  • 23. The Dilutions-Silver
    • Bay Silver
      • Body is reddish brown, lighter dapples may be present with silver points. Dark skin and eyes.
  • 24. The Dilutions-Champagne
    • Classic Champagne
      • Body is taupe to dove gray. Darker mane, tail, and points. Amber eyes with pink skin. Reverse dappling may occur.
  • 25. The Dilutions-Champagne
    • Sable Champagne
      • Body is a sable color with darker mane and tail. Eyes are amber with pink skin. Reverse dappling may occur.
  • 26. The Dilutions-Champagne
    • Amber Champagne
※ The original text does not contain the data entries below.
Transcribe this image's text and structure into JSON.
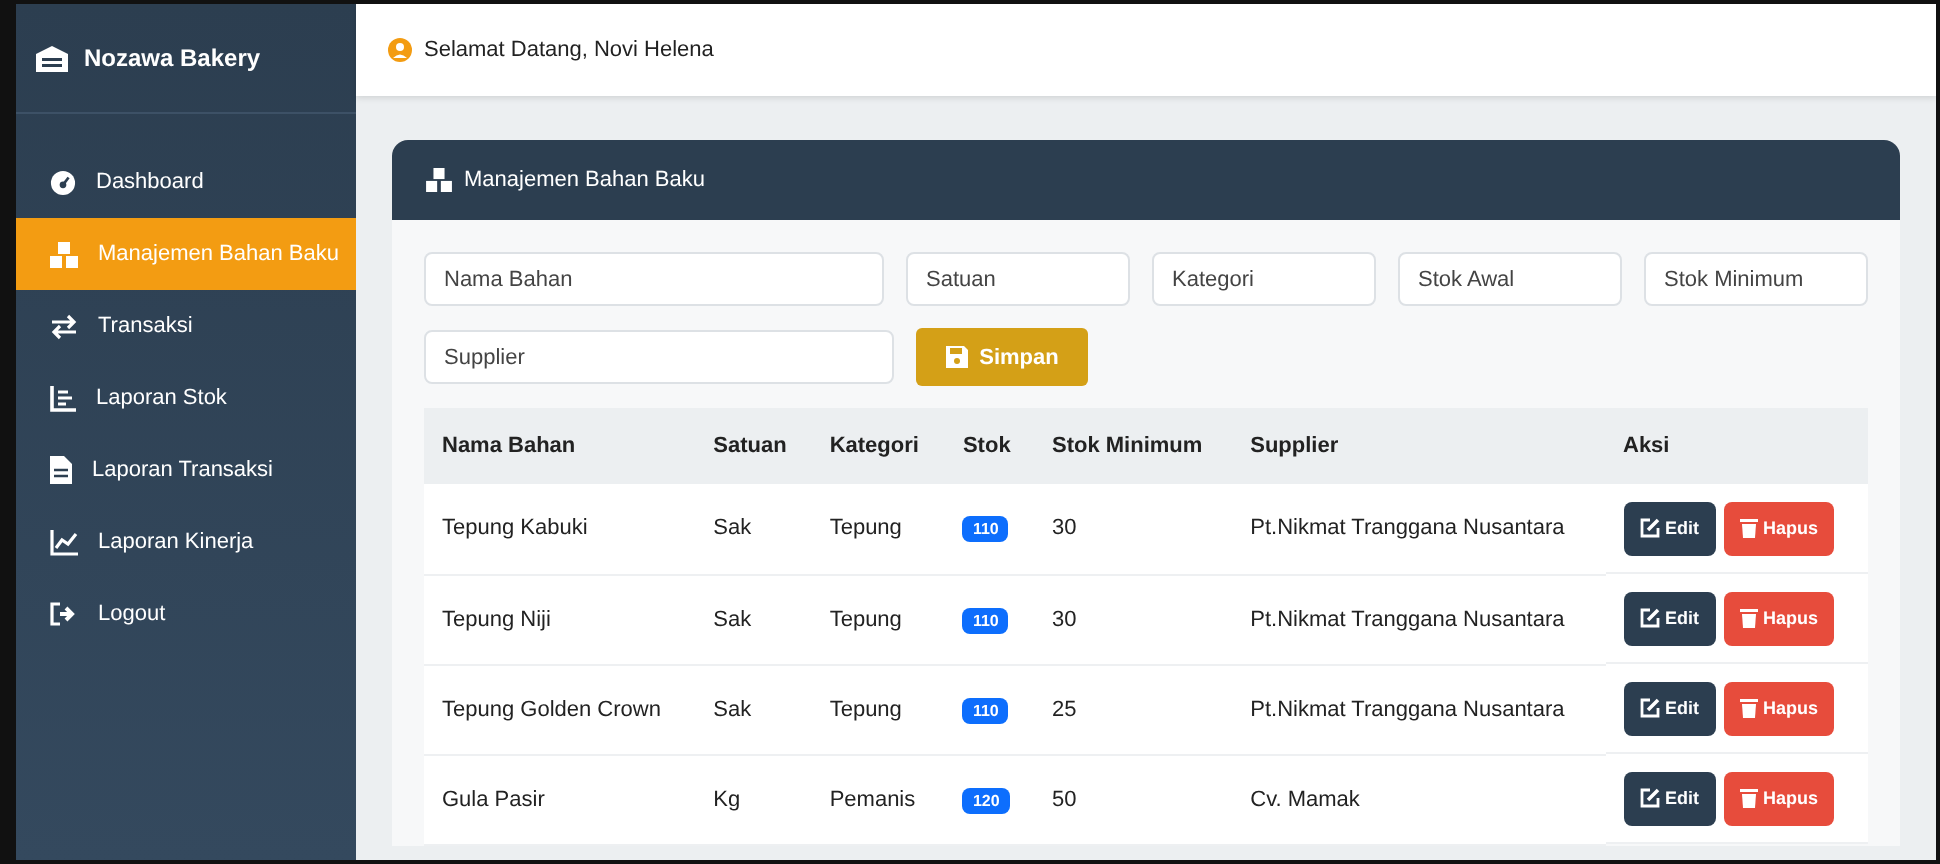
{
  "sidebar": {
    "brand": "Nozawa Bakery",
    "items": [
      {
        "label": "Dashboard",
        "selected": false
      },
      {
        "label": "Manajemen Bahan Baku",
        "selected": true
      },
      {
        "label": "Transaksi",
        "selected": false
      },
      {
        "label": "Laporan Stok",
        "selected": false
      },
      {
        "label": "Laporan Transaksi",
        "selected": false
      },
      {
        "label": "Laporan Kinerja",
        "selected": false
      },
      {
        "label": "Logout",
        "selected": false
      }
    ]
  },
  "topbar": {
    "greeting": "Selamat Datang, Novi Helena"
  },
  "card": {
    "title": "Manajemen Bahan Baku",
    "fields": [
      {
        "placeholder": "Nama Bahan"
      },
      {
        "placeholder": "Satuan"
      },
      {
        "placeholder": "Kategori"
      },
      {
        "placeholder": "Stok Awal"
      },
      {
        "placeholder": "Stok Minimum"
      },
      {
        "placeholder": "Supplier"
      }
    ],
    "save_button": "Simpan",
    "table": {
      "columns": [
        "Nama Bahan",
        "Satuan",
        "Kategori",
        "Stok",
        "Stok Minimum",
        "Supplier",
        "Aksi"
      ],
      "rows": [
        {
          "nama": "Tepung Kabuki",
          "satuan": "Sak",
          "kategori": "Tepung",
          "stok": "110",
          "stok_minimum": "30",
          "supplier": "Pt.Nikmat Tranggana Nusantara",
          "edit": "Edit",
          "hapus": "Hapus"
        },
        {
          "nama": "Tepung Niji",
          "satuan": "Sak",
          "kategori": "Tepung",
          "stok": "110",
          "stok_minimum": "30",
          "supplier": "Pt.Nikmat Tranggana Nusantara",
          "edit": "Edit",
          "hapus": "Hapus"
        },
        {
          "nama": "Tepung Golden Crown",
          "satuan": "Sak",
          "kategori": "Tepung",
          "stok": "110",
          "stok_minimum": "25",
          "supplier": "Pt.Nikmat Tranggana Nusantara",
          "edit": "Edit",
          "hapus": "Hapus"
        },
        {
          "nama": "Gula Pasir",
          "satuan": "Kg",
          "kategori": "Pemanis",
          "stok": "120",
          "stok_minimum": "50",
          "supplier": "Cv. Mamak",
          "edit": "Edit",
          "hapus": "Hapus"
        }
      ]
    }
  }
}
      • Body ranges from gold to amber. Mane, tail, and points are chocolate colored. Eyes are amber and the skin is pink. Reverse dappling may be present.
        • Look at this horse, he exhibits reverse dappling, where the dapples are darker rather than lighter.
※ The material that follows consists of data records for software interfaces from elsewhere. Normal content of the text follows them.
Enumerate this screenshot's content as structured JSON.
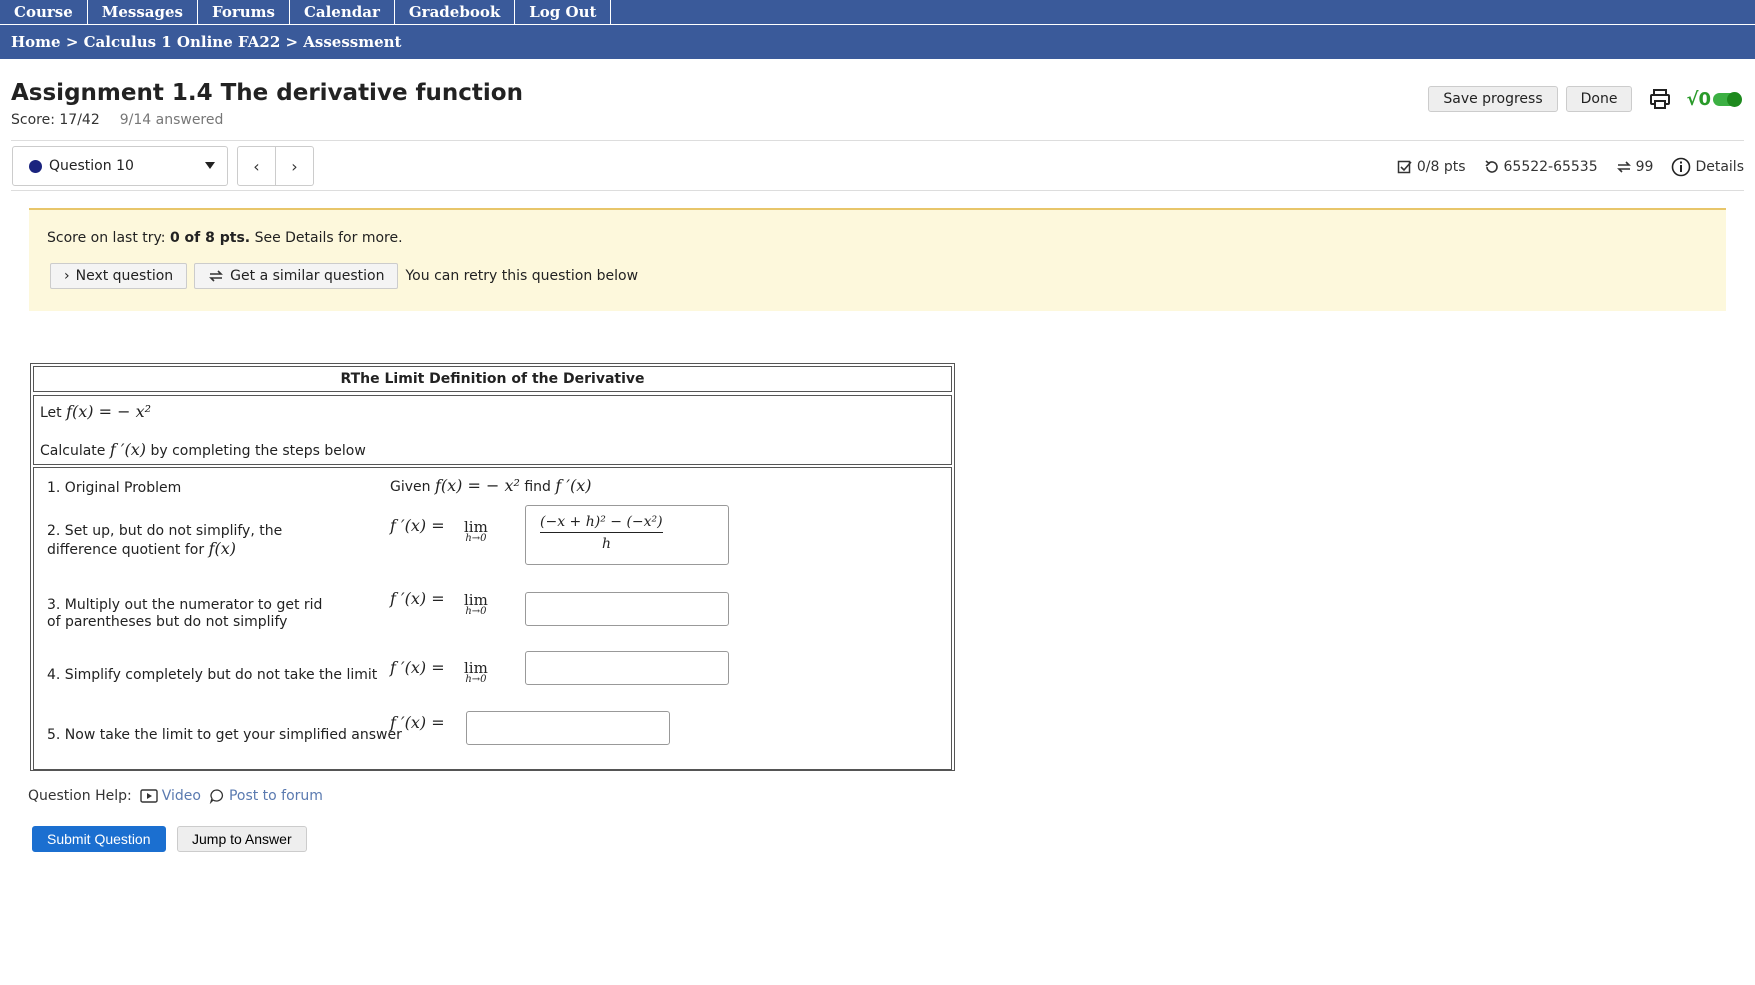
{
  "nav": [
    "Course",
    "Messages",
    "Forums",
    "Calendar",
    "Gradebook",
    "Log Out"
  ],
  "breadcrumb": "Home > Calculus 1 Online FA22 > Assessment",
  "assignment": {
    "title": "Assignment 1.4 The derivative function",
    "score": "Score: 17/42",
    "answered": "9/14 answered",
    "save_label": "Save progress",
    "done_label": "Done"
  },
  "question_nav": {
    "selected": "Question 10",
    "points": "0/8 pts",
    "seed": "65522-65535",
    "tries": "99",
    "details_label": "Details"
  },
  "banner": {
    "score_prefix": "Score on last try: ",
    "score_bold": "0 of 8 pts.",
    "score_suffix": " See Details for more.",
    "next_label": "Next question",
    "similar_label": "Get a similar question",
    "retry_text": "You can retry this question below"
  },
  "problem": {
    "title": "RThe Limit Definition of the Derivative",
    "let_prefix": "Let ",
    "let_math": "f(x) = − x²",
    "calc_prefix": "Calculate ",
    "calc_math": "f ′(x)",
    "calc_suffix": " by completing the steps below",
    "steps": [
      {
        "label": "1. Original Problem",
        "rhs_prefix": "Given ",
        "rhs_math1": "f(x) = − x²",
        "rhs_mid": " find ",
        "rhs_math2": "f ′(x)"
      },
      {
        "label": "2. Set up, but do not simplify, the difference quotient for ",
        "label_math": "f(x)",
        "answer_num": "(−x + h)² − (−x²)",
        "answer_den": "h"
      },
      {
        "label": "3. Multiply out the numerator to get rid of parentheses but do not simplify",
        "answer": ""
      },
      {
        "label": "4. Simplify completely but do not take the limit",
        "answer": ""
      },
      {
        "label": "5. Now take the limit to get your simplified answer",
        "answer": ""
      }
    ],
    "fprime": "f ′(x) =",
    "lim_word": "lim",
    "lim_sub": "h→0"
  },
  "help": {
    "label": "Question Help:",
    "video": "Video",
    "forum": "Post to forum"
  },
  "actions": {
    "submit": "Submit Question",
    "jump": "Jump to Answer"
  }
}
  • 27. The Dilutions-Champagne
    • Gold Champagne
      • Body is shaded very similar to the palomino. Mane and tail are white. Eyes are amber with pink skin.
        • When identifying between gold champagne and palomino look at the eye and skin color
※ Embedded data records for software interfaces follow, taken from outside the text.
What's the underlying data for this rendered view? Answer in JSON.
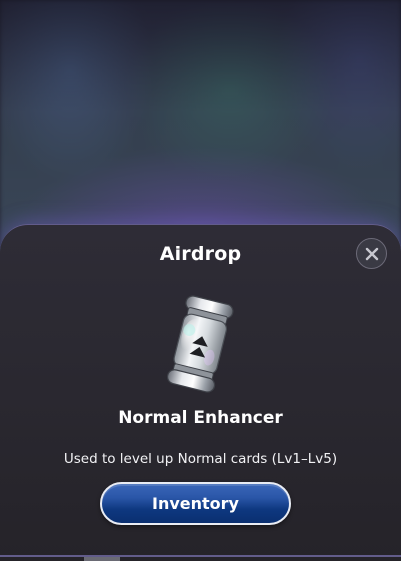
{
  "modal": {
    "title": "Airdrop",
    "item_name": "Normal Enhancer",
    "item_description": "Used to level up Normal cards (Lv1–Lv5)",
    "primary_button_label": "Inventory",
    "close_icon": "close-icon",
    "item_icon": "enhancer-canister-icon"
  },
  "colors": {
    "sheet_background": "#2a2830",
    "button_blue": "#1a4594",
    "accent_glow": "#7864dc",
    "text": "#ffffff"
  }
}
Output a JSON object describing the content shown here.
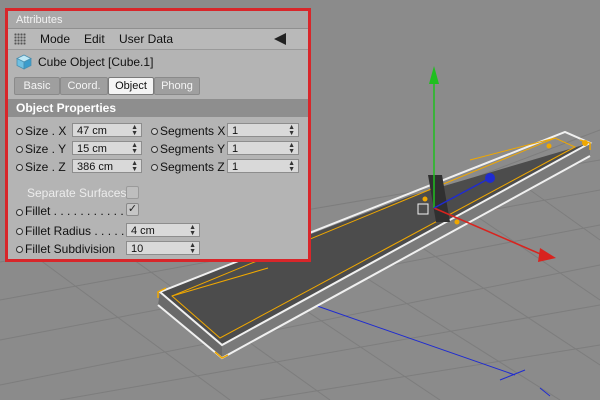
{
  "panel": {
    "title": "Attributes",
    "menu": [
      "Mode",
      "Edit",
      "User Data"
    ],
    "object_label": "Cube Object [Cube.1]",
    "tabs": [
      "Basic",
      "Coord.",
      "Object",
      "Phong"
    ],
    "active_tab": "Object",
    "section_title": "Object Properties",
    "size_x": {
      "label": "Size . X",
      "value": "47 cm"
    },
    "size_y": {
      "label": "Size . Y",
      "value": "15 cm"
    },
    "size_z": {
      "label": "Size . Z",
      "value": "386 cm"
    },
    "seg_x": {
      "label": "Segments X",
      "value": "1"
    },
    "seg_y": {
      "label": "Segments Y",
      "value": "1"
    },
    "seg_z": {
      "label": "Segments Z",
      "value": "1"
    },
    "separate_surfaces": {
      "label": "Separate Surfaces",
      "checked": false
    },
    "fillet": {
      "label": "Fillet . . . . . . . . . . .",
      "checked": true
    },
    "fillet_radius": {
      "label": "Fillet Radius . . . . .",
      "value": "4 cm"
    },
    "fillet_subdivision": {
      "label": "Fillet Subdivision",
      "value": "10"
    }
  },
  "colors": {
    "highlight_border": "#d8262a",
    "selection": "#f0a800",
    "axis_x": "#d9231e",
    "axis_y": "#1fbf1f",
    "axis_z": "#1f2bd0",
    "viewport_bg": "#8b8b8b"
  }
}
        • Note that this horse has a strange sheen to his coat. This is common in champagnes, but not exclusive.
  • 28. Color Patterns
    • Piebald
      • Black with white spots, or vice versa
  • 29. Color Patterns
    • Skewbald
      • White with any other color
  • 30. Color Patterns
    • Pinto
      • Large spots (includes Tobiano and Overo)
  • 31. Color Patterns
    • Tobiano
      • Color on white (white extends over the back)
  • 32. Color Patterns
    • Overo
      • White on color (white does not cross over the top line)
  • 33. Color Patterns-Overo Patterns
    • Frame Overo
  • 34. Color Patterns-Overo Patterns
    • Splash Overo
  • 35. Color Patterns-Overo Patterns
    • Sabino Overo
  • 36. Color Patterns
    • Small spots (includes leopard, blanket, snowflake, and roan with appy markings)
  • 37. Color Patterns-Appaloosa Patterns
    • Blanket
  • 38. Color Patterns-Appaloosa Patterns
    • Leopard
  • 39. Color Patterns-Appaloosa Patterns
    • Snowflake
  • 40. Color Patterns-Appaloosa Patterns
    • Frost
  • 41. Color Patterns-Appaloosa Patterns
    • Marble
  • 42. Facial Markings
    • Star
      • White marking approximately between the eyes
  • 43. Facial Markings
    • Snip
      • White marking on the nose
  • 44. Facial Markings
    • Stripe
      • Narrow band of white running down the face
  • 45. Facial Markings
    • Blaze
      • White extends almost to the eyes, but not past
  • 46. Facial Markings
    • Bald face
      • White extends past the eyes
  • 47. Leg Markings
    • Stocking
  • 48. Leg Markings
    • Sock
  • 49. Leg Markings
    • Fetlock
  • 50. Leg Markings
    • Pastern
  • 51. Leg Markings
    • Coronet
  • 52. Leg Markings
    • Distal spots